WHAT YOU ARE ASKED TO DO
Go through the listing beneath this task and return every line that carries the string "settings".

=== INFORMATION SUPPLIED ===

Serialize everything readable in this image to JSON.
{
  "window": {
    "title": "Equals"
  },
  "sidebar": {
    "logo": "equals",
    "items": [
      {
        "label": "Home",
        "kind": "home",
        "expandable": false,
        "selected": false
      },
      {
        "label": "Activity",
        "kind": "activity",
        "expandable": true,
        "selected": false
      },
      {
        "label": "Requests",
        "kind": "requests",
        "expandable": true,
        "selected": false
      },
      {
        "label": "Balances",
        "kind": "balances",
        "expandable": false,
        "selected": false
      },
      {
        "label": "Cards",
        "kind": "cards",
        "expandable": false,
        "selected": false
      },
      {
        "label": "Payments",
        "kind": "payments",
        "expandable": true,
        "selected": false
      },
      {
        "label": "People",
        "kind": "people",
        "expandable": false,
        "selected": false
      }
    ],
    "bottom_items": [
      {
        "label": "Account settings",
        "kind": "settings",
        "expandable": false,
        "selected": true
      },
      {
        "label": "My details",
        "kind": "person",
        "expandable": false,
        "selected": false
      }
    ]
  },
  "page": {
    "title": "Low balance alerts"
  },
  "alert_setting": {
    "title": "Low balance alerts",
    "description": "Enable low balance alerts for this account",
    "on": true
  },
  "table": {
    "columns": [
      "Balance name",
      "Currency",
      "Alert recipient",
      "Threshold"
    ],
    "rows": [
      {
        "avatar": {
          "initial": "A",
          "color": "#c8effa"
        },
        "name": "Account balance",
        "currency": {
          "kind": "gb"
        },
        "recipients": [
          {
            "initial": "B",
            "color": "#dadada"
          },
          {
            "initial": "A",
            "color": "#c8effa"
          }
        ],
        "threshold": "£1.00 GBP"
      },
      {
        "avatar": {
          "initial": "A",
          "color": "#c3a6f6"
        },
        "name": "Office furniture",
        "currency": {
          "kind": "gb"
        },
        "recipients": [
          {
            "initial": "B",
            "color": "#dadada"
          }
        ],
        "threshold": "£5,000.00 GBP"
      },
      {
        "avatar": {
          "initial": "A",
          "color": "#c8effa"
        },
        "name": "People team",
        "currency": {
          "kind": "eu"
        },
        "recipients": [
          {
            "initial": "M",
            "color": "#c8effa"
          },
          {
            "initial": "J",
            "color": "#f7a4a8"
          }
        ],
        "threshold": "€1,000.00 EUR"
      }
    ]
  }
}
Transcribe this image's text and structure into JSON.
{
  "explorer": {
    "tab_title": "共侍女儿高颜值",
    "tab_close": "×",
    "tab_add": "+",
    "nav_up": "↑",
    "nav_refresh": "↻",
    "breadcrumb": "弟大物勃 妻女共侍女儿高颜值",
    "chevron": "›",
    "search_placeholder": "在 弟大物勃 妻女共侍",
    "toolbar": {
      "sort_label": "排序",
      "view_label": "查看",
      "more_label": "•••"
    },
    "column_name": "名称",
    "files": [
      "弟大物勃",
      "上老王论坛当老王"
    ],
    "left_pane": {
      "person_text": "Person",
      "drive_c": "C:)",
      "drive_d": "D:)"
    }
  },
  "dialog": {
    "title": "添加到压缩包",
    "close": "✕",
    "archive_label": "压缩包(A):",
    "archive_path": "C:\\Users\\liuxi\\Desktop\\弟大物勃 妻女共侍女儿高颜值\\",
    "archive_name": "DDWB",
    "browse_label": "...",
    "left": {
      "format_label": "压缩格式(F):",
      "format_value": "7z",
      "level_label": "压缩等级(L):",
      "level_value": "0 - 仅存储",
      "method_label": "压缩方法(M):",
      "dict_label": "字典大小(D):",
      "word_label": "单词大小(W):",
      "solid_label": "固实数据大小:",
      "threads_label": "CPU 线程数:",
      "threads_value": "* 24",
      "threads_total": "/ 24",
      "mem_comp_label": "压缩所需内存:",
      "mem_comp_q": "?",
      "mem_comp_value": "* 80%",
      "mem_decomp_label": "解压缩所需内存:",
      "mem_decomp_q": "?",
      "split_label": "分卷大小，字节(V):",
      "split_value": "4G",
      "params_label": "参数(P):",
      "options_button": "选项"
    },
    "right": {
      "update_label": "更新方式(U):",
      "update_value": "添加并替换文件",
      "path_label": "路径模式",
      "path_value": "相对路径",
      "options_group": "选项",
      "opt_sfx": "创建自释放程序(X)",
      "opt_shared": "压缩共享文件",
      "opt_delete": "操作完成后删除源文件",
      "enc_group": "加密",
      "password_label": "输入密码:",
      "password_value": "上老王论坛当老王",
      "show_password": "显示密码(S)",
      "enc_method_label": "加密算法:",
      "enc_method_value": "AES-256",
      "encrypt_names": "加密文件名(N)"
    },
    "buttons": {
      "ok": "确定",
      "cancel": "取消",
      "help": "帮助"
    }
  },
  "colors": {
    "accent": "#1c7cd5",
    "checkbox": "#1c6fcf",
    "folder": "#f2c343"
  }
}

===

YOUR RESPONSE
        "label": "Account settings",
        "kind": "settings",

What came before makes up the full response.